## Data extracts
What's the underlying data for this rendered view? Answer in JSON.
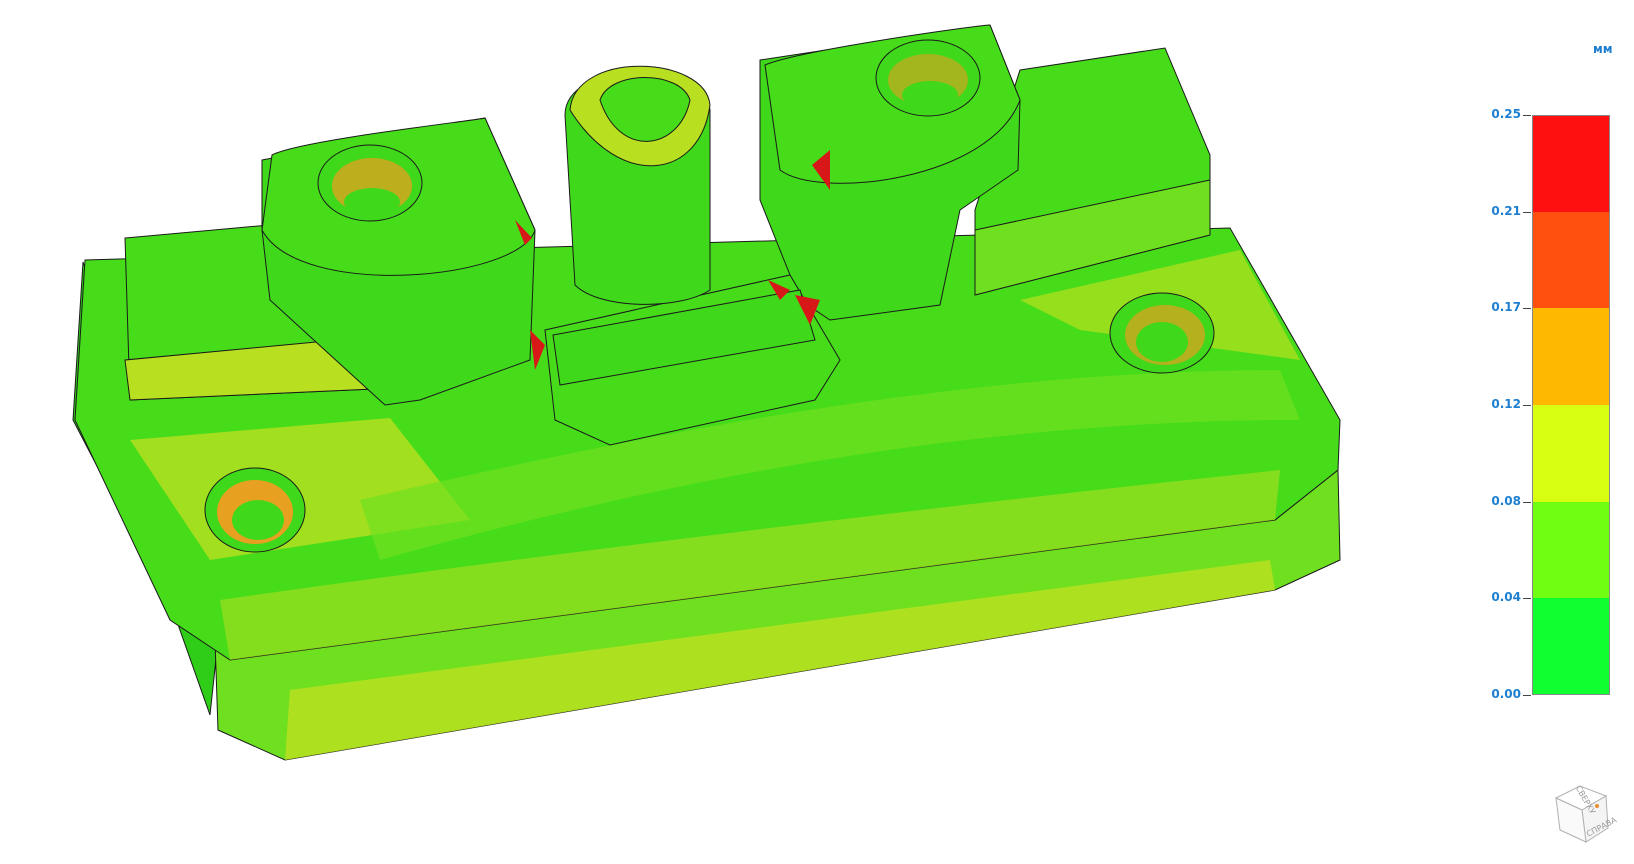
{
  "legend": {
    "unit": "мм",
    "ticks": [
      "0.25",
      "0.21",
      "0.17",
      "0.12",
      "0.08",
      "0.04",
      "0.00"
    ],
    "bands": [
      "#ff1010",
      "#ff5010",
      "#ffb800",
      "#d8ff10",
      "#70ff10",
      "#10ff30"
    ]
  },
  "view_cube": {
    "top_face": "СВЕРХУ",
    "right_face": "СПРАВА"
  },
  "colors": {
    "green_main": "#3fd81a",
    "green_light": "#6fe020",
    "yellow_green": "#b8e020",
    "orange": "#e8a020",
    "red": "#d81818",
    "outline": "#1a1a1a"
  }
}
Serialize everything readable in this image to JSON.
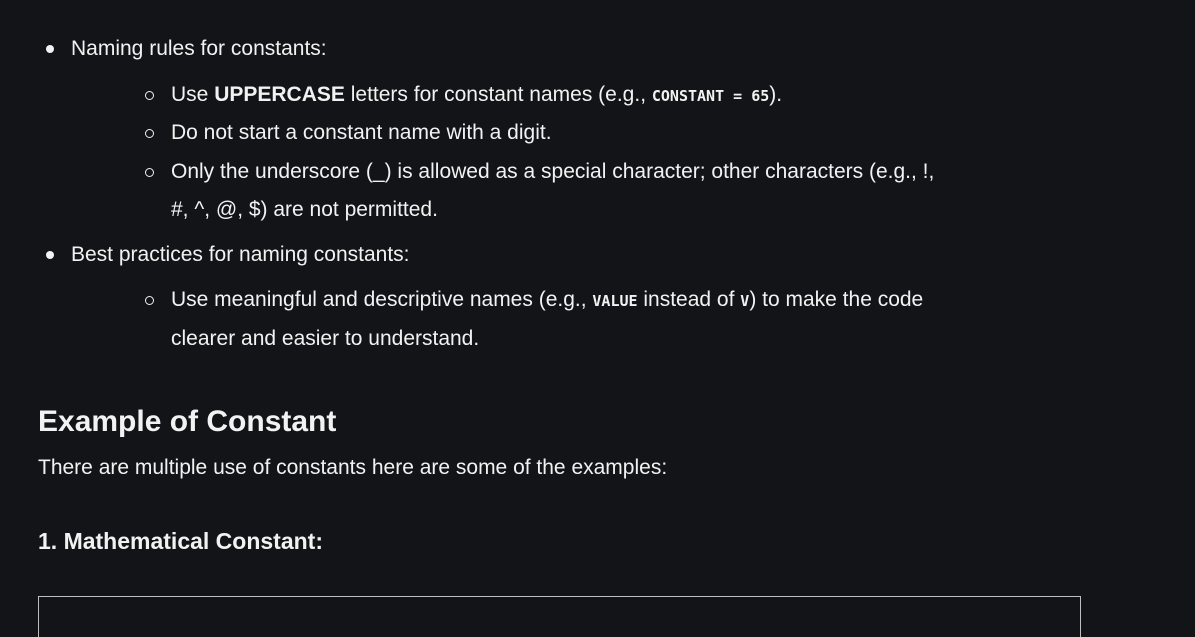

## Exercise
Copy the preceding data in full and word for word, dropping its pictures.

## Solution to the problem
What's the underlying data for this rendered view? Answer in JSON.
{
  "legend": {
    "unit": "мм",
    "ticks": [
      "0.25",
      "0.21",
      "0.17",
      "0.12",
      "0.08",
      "0.04",
      "0.00"
    ],
    "bands": [
      "#ff1010",
      "#ff5010",
      "#ffb800",
      "#d8ff10",
      "#70ff10",
      "#10ff30"
    ]
  },
  "view_cube": {
    "top_face": "СВЕРХУ",
    "right_face": "СПРАВА"
  },
  "colors": {
    "green_main": "#3fd81a",
    "green_light": "#6fe020",
    "yellow_green": "#b8e020",
    "orange": "#e8a020",
    "red": "#d81818",
    "outline": "#1a1a1a"
  }
}
Serialize everything readable in this image to JSON.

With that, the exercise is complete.